"Diversify assets, not just the nature of the assets like money markets, stocks or bonds, but also the underlying issuer," she says.

2. Plan for the long term, but revisit your goals regularly. People make more mistakes when they panic in a down market.

Losing everything can drive anyone nuts, so we make the worst decisions especially when we are emotional. A long-term perspective allows us to sit back and watch the market first before jumping into the fray.

However, a biannual or annual revisiting of goals should also recalibrate our financial plans.

Joelle adds that bargains can be found not just in the malls and tiangge sales this season but also in the financial sector. "I'm letting the law of cost-averaging work in my favor by setting aside a set amount of money each month to invest--the bulk of which goes to a PSE index Fund," Joelle says.

3. Before you invest, make sure you have an emergency fund.

Warren Matutino, a 32-year-old government employee who lives in Iloilo City, says for him, having three to six months of untouchable funds is the first step in constructing any serious financial plan. "Without this financial cushion, any unexpected expense can derail your long-term plans," he says.

Mutual funds' net asset value per share has this year dropped more than 40 percent at one point. Having to withdraw at that kind of loss because of an emergency can take a lot of the wind out of investment sails.

4. Don't be too greedy. When we're talking about money for our children's education or for healthcare in our old age, for example, prudence is key. Never chase after returns and put money in an investment that is too good to be true. Know what you're getting into. If you don't understand something, ask for plain English explanation and if that doesn't work, just walk away from any investments being offered.

The recent $50-billion Ponzi scam on Wall Street perpetrated by former Nasdaq chair Bernard Madoff fooled people in banks like Banco Santander and HSBC, as well as charities. Be prudent and ask yourself first if you are falling for a scam or not.
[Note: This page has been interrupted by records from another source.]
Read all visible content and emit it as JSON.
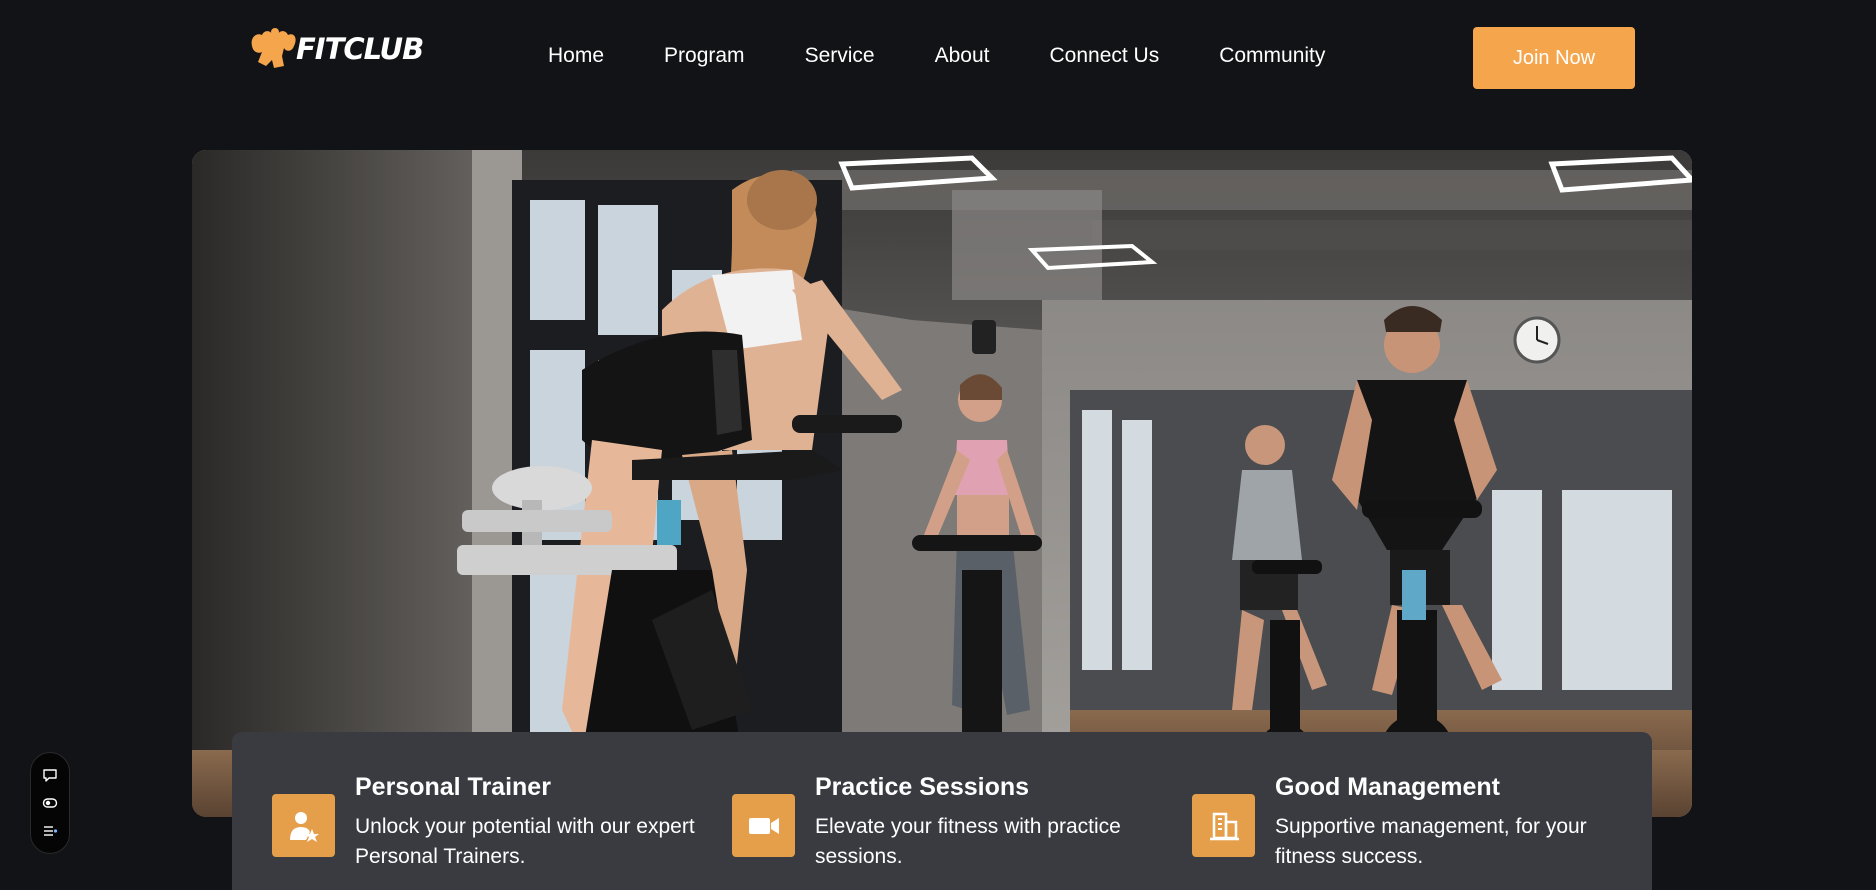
{
  "header": {
    "logo_text": "FITCLUB",
    "nav": [
      "Home",
      "Program",
      "Service",
      "About",
      "Connect Us",
      "Community"
    ],
    "cta_label": "Join Now"
  },
  "features": [
    {
      "icon": "personal-trainer-icon",
      "title": "Personal Trainer",
      "description": "Unlock your potential with our expert Personal Trainers."
    },
    {
      "icon": "video-camera-icon",
      "title": "Practice Sessions",
      "description": "Elevate your fitness with practice sessions."
    },
    {
      "icon": "building-icon",
      "title": "Good Management",
      "description": "Supportive management, for your fitness success."
    }
  ],
  "side_toolbar": [
    "chat-icon",
    "toggle-icon",
    "settings-list-icon"
  ],
  "colors": {
    "background": "#121317",
    "accent": "#f5a54c",
    "card": "#3a3b40",
    "text": "#ffffff"
  }
}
5. Live within your means. Joelle says her mantra during these turbulent times is "distinguish between a need and a want." "Establishing a buying habit based on needs versus wants requires us to be brutally honest with ourselves. We must constantly evaluate what we see, hear and even what we think. Do we really need the latest iPhone? The 50-inch flatscreen?" she shares.

She adds that learning to say "no" is hard to do especially when we are bombarded left and right by clever marketing campaigns. But she warns that people need to prepare for a financial drought.

"This is still a work in progress, but I'm trying to curb my inclination to be an impulse buyer. I have become an obsessive list maker with a notebook in my bag listing all necessary purchases to keep me on track. I'm teaching my (5-year-old) kid to distinguish between a need and a want. He no longer goes on a "pointing spree" when in a toy store and is learning to read price labels to know if his wants fit the prescribed budget," he says.

6. Money is not everything. Family, community, health, emotional and spiritual well-being are more important than the lucre of money. While money is an important tool in keeping our families happy, we end up slaves to it when it becomes the main reason for most of the things that we do.